Line filter on the word "handle": copy each matching line from the entries.

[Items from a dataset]
**********

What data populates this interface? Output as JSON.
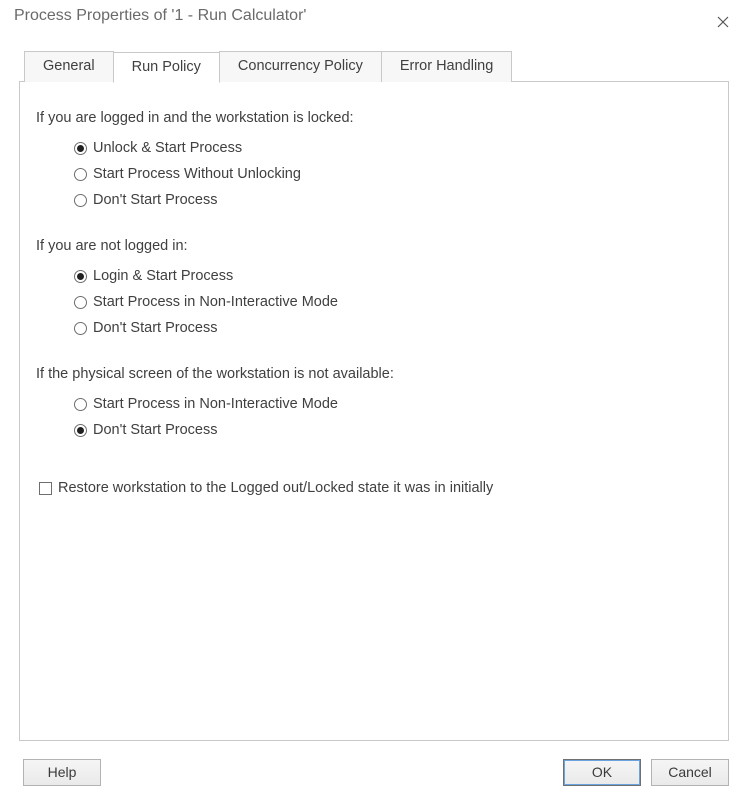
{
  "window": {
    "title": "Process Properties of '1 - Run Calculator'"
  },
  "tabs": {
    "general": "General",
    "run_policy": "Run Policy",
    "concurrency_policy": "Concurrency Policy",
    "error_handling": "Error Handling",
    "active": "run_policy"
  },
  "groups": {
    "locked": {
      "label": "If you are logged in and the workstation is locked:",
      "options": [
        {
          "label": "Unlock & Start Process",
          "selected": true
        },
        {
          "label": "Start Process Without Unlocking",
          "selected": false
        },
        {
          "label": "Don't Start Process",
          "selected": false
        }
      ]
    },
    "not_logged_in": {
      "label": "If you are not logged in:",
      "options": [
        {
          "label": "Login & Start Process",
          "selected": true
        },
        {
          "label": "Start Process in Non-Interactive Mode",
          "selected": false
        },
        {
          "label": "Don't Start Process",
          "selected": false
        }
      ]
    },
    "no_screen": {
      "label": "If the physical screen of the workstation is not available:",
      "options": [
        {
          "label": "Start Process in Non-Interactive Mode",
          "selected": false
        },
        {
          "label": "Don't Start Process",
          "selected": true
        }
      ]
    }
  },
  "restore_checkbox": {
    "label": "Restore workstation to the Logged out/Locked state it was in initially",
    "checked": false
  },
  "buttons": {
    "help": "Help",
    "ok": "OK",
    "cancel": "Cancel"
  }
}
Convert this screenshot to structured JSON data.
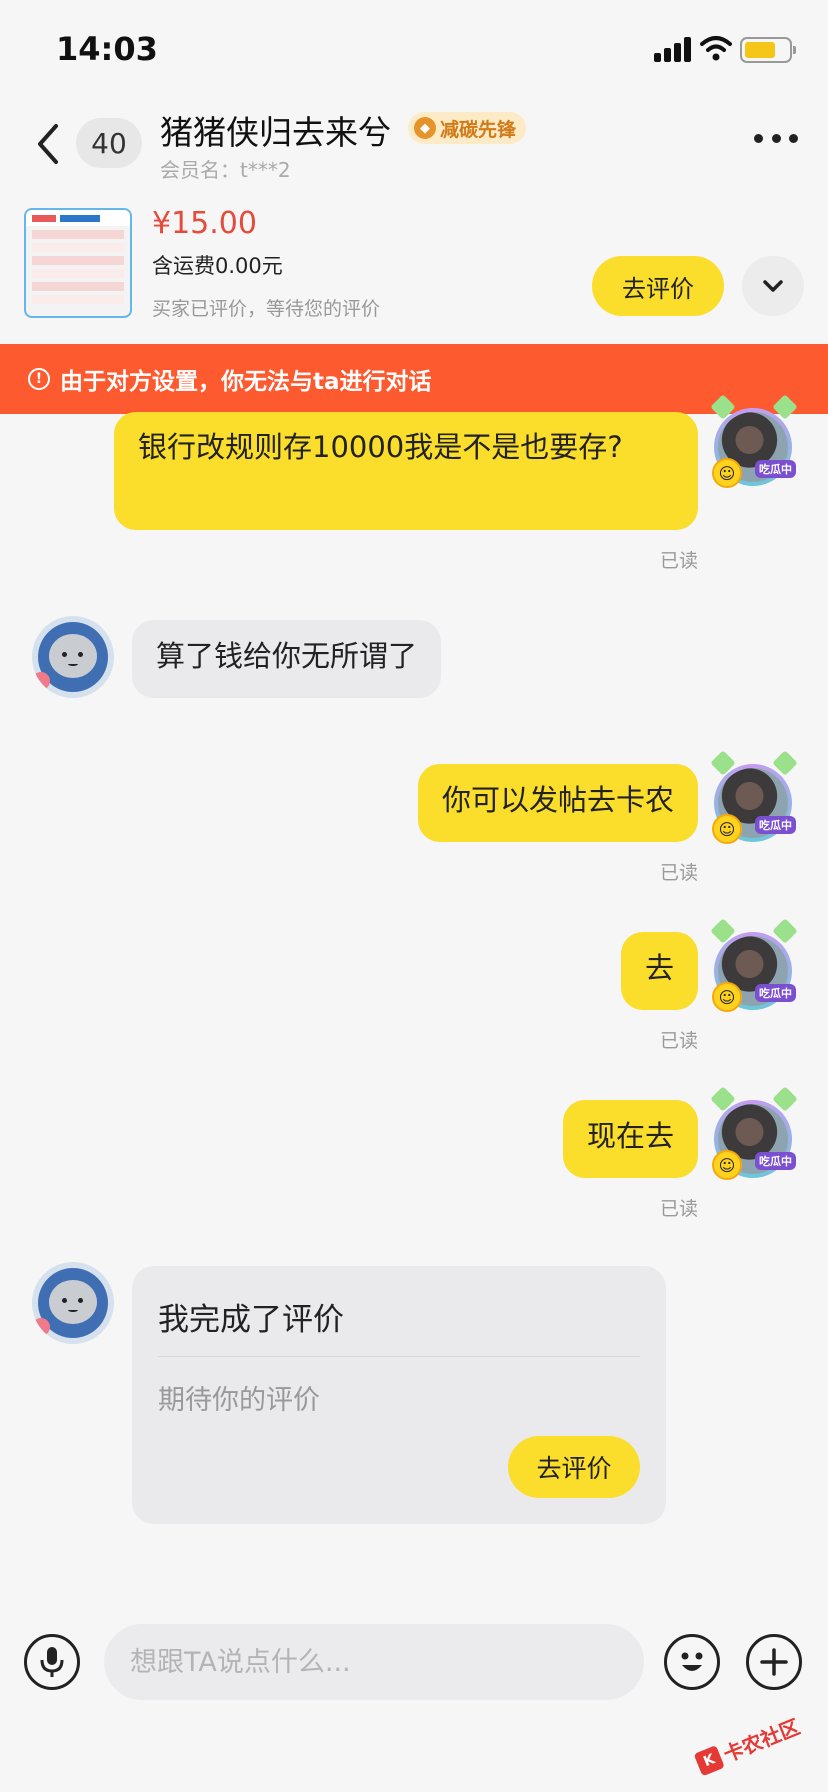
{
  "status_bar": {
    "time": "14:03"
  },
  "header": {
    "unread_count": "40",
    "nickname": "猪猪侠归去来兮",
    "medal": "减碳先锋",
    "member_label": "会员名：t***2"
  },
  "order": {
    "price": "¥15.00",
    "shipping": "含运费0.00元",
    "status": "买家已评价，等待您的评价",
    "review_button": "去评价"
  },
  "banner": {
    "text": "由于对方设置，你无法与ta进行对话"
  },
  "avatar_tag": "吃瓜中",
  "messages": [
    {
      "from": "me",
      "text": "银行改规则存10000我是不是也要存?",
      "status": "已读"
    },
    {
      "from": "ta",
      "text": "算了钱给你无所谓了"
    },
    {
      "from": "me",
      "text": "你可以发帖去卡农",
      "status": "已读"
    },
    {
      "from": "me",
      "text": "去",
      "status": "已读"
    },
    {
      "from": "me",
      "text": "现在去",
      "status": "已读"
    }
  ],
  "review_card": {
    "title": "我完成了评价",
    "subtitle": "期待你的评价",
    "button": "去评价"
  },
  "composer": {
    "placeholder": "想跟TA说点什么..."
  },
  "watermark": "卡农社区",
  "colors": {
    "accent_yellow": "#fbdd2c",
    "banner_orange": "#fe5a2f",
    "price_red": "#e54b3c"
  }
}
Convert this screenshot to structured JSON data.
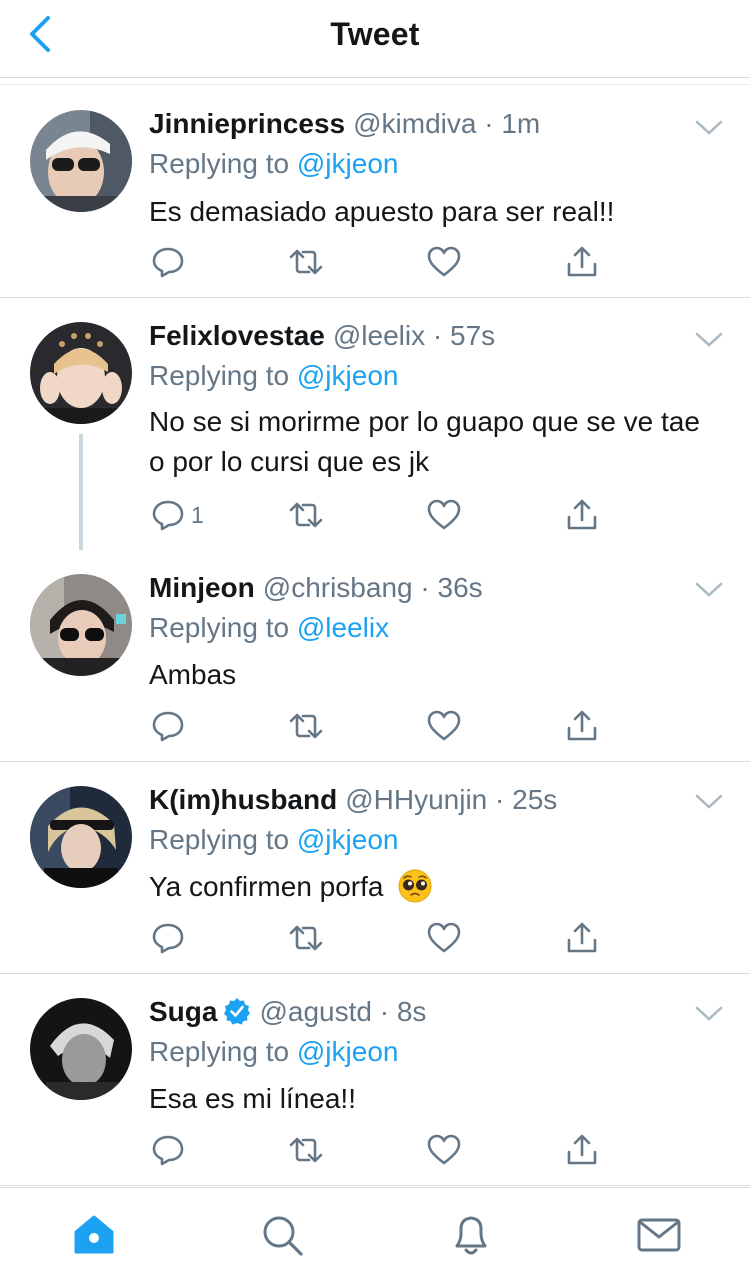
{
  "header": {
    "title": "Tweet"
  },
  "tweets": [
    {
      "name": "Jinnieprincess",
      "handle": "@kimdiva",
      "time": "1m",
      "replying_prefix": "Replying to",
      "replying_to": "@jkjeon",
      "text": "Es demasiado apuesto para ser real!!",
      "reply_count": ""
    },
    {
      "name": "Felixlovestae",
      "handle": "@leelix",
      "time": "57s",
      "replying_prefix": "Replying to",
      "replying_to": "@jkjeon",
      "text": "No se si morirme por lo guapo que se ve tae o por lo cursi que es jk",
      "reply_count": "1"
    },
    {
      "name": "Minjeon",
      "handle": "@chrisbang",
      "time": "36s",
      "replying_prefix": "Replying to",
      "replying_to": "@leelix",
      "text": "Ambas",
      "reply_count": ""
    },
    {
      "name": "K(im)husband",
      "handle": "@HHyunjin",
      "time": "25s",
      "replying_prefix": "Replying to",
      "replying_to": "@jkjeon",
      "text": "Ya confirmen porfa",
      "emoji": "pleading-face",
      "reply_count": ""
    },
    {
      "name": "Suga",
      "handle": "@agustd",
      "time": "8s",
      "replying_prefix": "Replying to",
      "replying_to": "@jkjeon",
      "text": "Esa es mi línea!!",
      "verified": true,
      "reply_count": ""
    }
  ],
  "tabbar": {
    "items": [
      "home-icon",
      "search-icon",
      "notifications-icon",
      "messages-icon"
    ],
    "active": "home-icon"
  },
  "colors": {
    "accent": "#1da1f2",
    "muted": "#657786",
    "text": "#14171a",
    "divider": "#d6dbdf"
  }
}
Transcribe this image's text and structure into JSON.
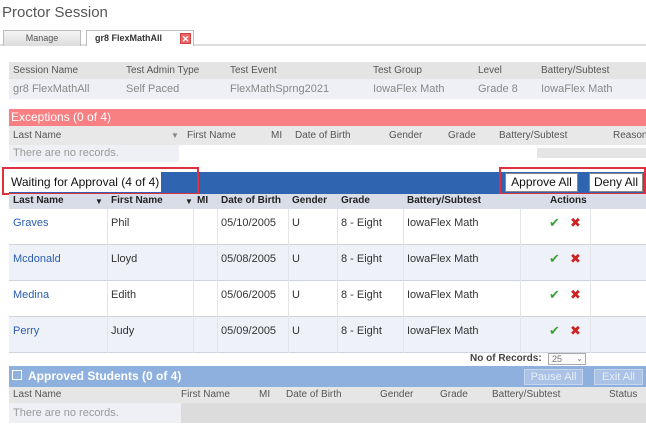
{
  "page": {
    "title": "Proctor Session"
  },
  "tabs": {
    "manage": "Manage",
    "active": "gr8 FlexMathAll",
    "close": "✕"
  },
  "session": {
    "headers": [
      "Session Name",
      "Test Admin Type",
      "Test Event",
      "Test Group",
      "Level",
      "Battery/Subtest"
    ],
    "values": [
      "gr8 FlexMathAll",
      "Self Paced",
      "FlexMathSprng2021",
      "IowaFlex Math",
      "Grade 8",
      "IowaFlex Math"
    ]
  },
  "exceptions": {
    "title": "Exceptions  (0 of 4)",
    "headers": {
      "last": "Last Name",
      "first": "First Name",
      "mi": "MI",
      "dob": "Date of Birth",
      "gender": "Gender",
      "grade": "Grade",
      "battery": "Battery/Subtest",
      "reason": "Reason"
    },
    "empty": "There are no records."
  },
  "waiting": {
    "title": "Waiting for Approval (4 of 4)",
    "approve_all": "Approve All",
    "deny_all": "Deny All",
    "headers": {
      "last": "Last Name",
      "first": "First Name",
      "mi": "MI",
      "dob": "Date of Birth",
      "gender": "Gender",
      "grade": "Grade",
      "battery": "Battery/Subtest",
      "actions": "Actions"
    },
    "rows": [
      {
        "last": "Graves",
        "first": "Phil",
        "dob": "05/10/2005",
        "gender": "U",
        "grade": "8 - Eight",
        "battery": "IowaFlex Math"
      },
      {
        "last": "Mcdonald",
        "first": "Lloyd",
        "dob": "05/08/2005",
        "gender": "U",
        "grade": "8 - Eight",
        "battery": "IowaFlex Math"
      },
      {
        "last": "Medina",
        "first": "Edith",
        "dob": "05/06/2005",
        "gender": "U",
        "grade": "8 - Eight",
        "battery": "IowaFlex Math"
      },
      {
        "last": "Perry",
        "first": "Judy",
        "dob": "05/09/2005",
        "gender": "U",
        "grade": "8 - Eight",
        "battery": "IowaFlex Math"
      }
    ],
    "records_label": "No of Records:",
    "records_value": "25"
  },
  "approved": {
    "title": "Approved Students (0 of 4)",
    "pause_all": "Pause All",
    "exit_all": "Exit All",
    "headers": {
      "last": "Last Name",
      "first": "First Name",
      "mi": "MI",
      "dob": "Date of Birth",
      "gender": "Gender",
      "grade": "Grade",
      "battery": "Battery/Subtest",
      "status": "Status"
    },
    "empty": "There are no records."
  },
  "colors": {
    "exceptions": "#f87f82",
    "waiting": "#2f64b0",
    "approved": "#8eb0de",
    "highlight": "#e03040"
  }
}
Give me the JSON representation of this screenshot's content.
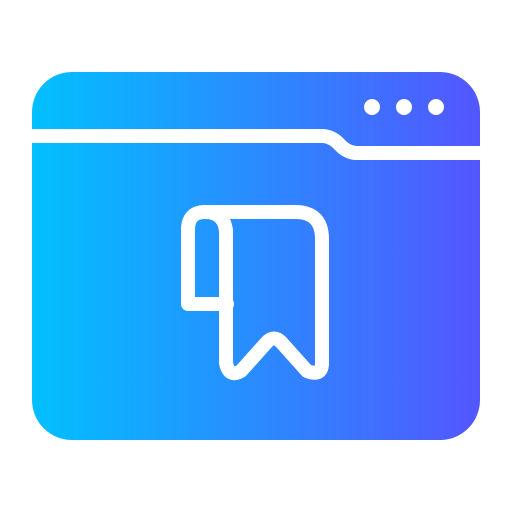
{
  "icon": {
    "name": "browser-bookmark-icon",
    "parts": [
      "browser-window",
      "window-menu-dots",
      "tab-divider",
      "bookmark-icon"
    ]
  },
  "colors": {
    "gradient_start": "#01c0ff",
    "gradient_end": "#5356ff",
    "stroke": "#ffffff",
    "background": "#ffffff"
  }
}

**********

--- SOLUTION FOR THIS EXERCISE ---
      "handle": "@kimdiva",
      "handle": "@leelix",
      "handle": "@chrisbang",
      "handle": "@HHyunjin",
      "handle": "@agustd",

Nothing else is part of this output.